"If the sea levels keep rising, part of Taiwan's low-lying western part could be submerged," said Wang Chung-ho, an earth scientist at Taiwan's top academic body Academia Sinica.
An influential Taiwan documentary released earlier this year argued the risk to the petrochemical complex was very real. However, a Formosa Plastics official told AFP stringent construction measures meant there was no danger.
Still, environmentalists consider the risk too high to ignore, and they point out that it is compounded by the overpumping of groundwater both for traditional agriculture and for fish farming.
This has caused the groundwater level to fall and land to subside below sea level in some coastal areas, experts warn.
The greatest extent of seawater encroachment has been estimated to be as far as 8.5 kilometres inland with an affected area of about 104 square kilometres (40 square miles) in southern Taiwan's Pingtung county, according to a study co-written by Wang.
Once low-lying areas are routinely invaded by sea water, it is very hard to turn back the tide, analysts warned.
"They may not be restored and become wastelands within 100 years," warned Hsu Tai-wen, the head of the Hydraulic and Ocean Engineering Department of the National Cheng Kung University in Tainan city in the south of Taiwan.
In its 2007 assessment report, the Intergovernmental Panel on Climate Change of the United Nations said that due to the global warming, the world's sea level is projected to rise by up to 0.59 metres before the end of this century.
However, Wang was more pessimistic, citing recent findings that greenhouse gas emissions are growing faster than previously believed.
"As more records show that the global warming is turning for the worse, we estimate that the sea level would rise by up to two metres before the close of the century, or up to 10 times that of the last century," he said.
The residents of the capital Taipei may be among the first to suffer, due to the risk posed to Tamshui, a town within day-trip distance popular because of its lively and picturesque waterfront.
"The streets of coastal cities like Tamshui would be invaded by saline water," said Wang.
The authorities have started drafting the island's first climate change whitepaper, which aims to come up with comprehensive measures to prevent natural disasters caused by rising temperatures.

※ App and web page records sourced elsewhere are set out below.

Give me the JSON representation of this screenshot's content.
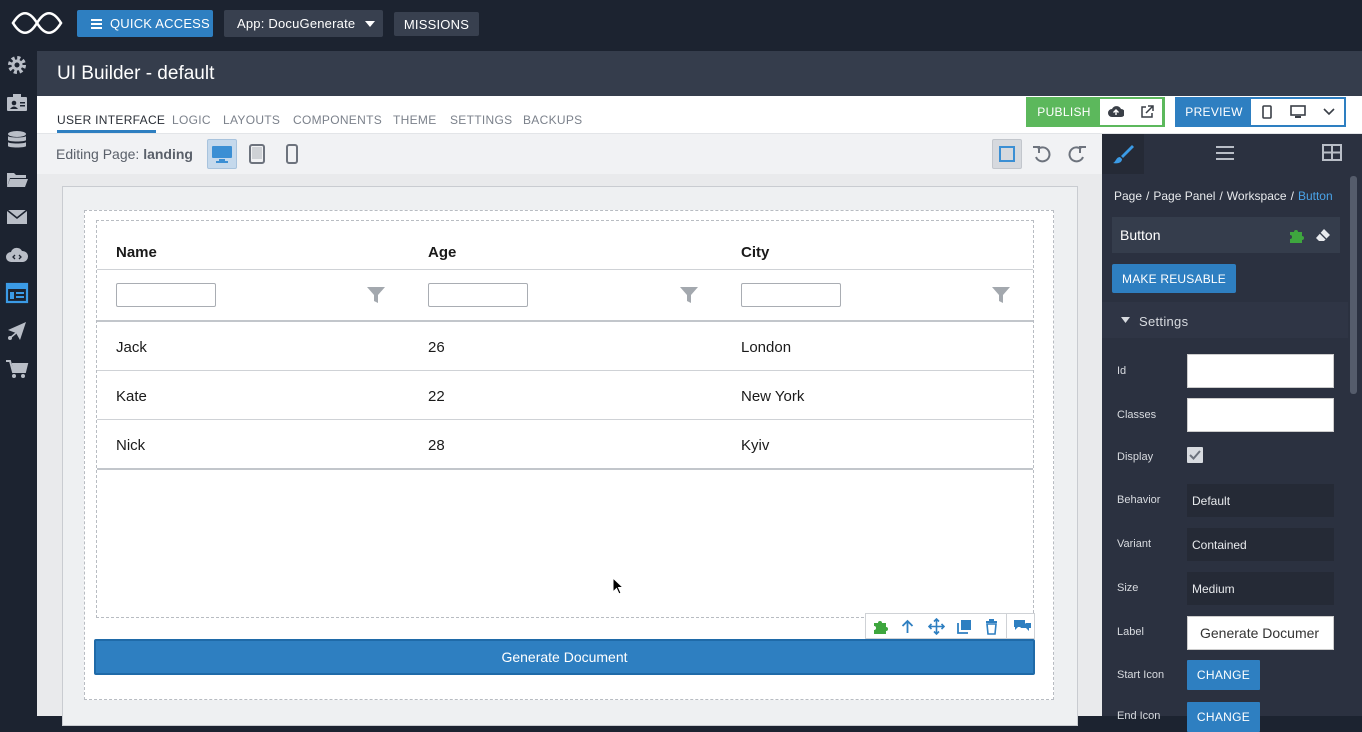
{
  "topbar": {
    "quick_access": "QUICK ACCESS",
    "app_select": "App: DocuGenerate",
    "missions": "MISSIONS"
  },
  "header": {
    "title": "UI Builder - default"
  },
  "tabs": [
    "USER INTERFACE",
    "LOGIC",
    "LAYOUTS",
    "COMPONENTS",
    "THEME",
    "SETTINGS",
    "BACKUPS"
  ],
  "actions": {
    "publish": "PUBLISH",
    "preview": "PREVIEW"
  },
  "editing": {
    "label": "Editing Page:",
    "page": "landing"
  },
  "table": {
    "headers": [
      "Name",
      "Age",
      "City"
    ],
    "rows": [
      [
        "Jack",
        "26",
        "London"
      ],
      [
        "Kate",
        "22",
        "New York"
      ],
      [
        "Nick",
        "28",
        "Kyiv"
      ]
    ]
  },
  "generate_button": "Generate Document",
  "panel": {
    "breadcrumb": [
      "Page",
      "Page Panel",
      "Workspace",
      "Button"
    ],
    "component": "Button",
    "make_reusable": "MAKE REUSABLE",
    "settings": "Settings",
    "props": {
      "id_label": "Id",
      "classes_label": "Classes",
      "display_label": "Display",
      "behavior_label": "Behavior",
      "behavior_value": "Default",
      "variant_label": "Variant",
      "variant_value": "Contained",
      "size_label": "Size",
      "size_value": "Medium",
      "label_label": "Label",
      "label_value": "Generate Documer",
      "start_icon_label": "Start Icon",
      "end_icon_label": "End Icon",
      "change": "CHANGE"
    }
  },
  "colors": {
    "accent": "#2e7fc1",
    "publish": "#5cb85c",
    "dark": "#1c2330",
    "panel": "#2b3140"
  }
}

Apart from rising sea levels, scientists at Academia Sinica warned late last year that global warming would cause the amount of heavy rain dumped on Taiwan to triple over the next 20 years.
The projection was based on statistics showing the incidence of heavy rainfall has doubled in the past 45 years, which the scientists say has coincided with a global rise in temperatures.
The torrential rains unleashed by a typhoon could burst the Shihmen Dam, a reservoir on a river that flows past Taipei county, where millions of people reside, Wang warned.
The whitepaper draft calls for raising existing coastal embankments, constructing dams, improving conservation of river water and soil upstream, and laying idle some areas reclaimed from the ocean and rivers.
"This should have been done earlier," said Hsu, a member of an academic panel that reviewed the whitepaper.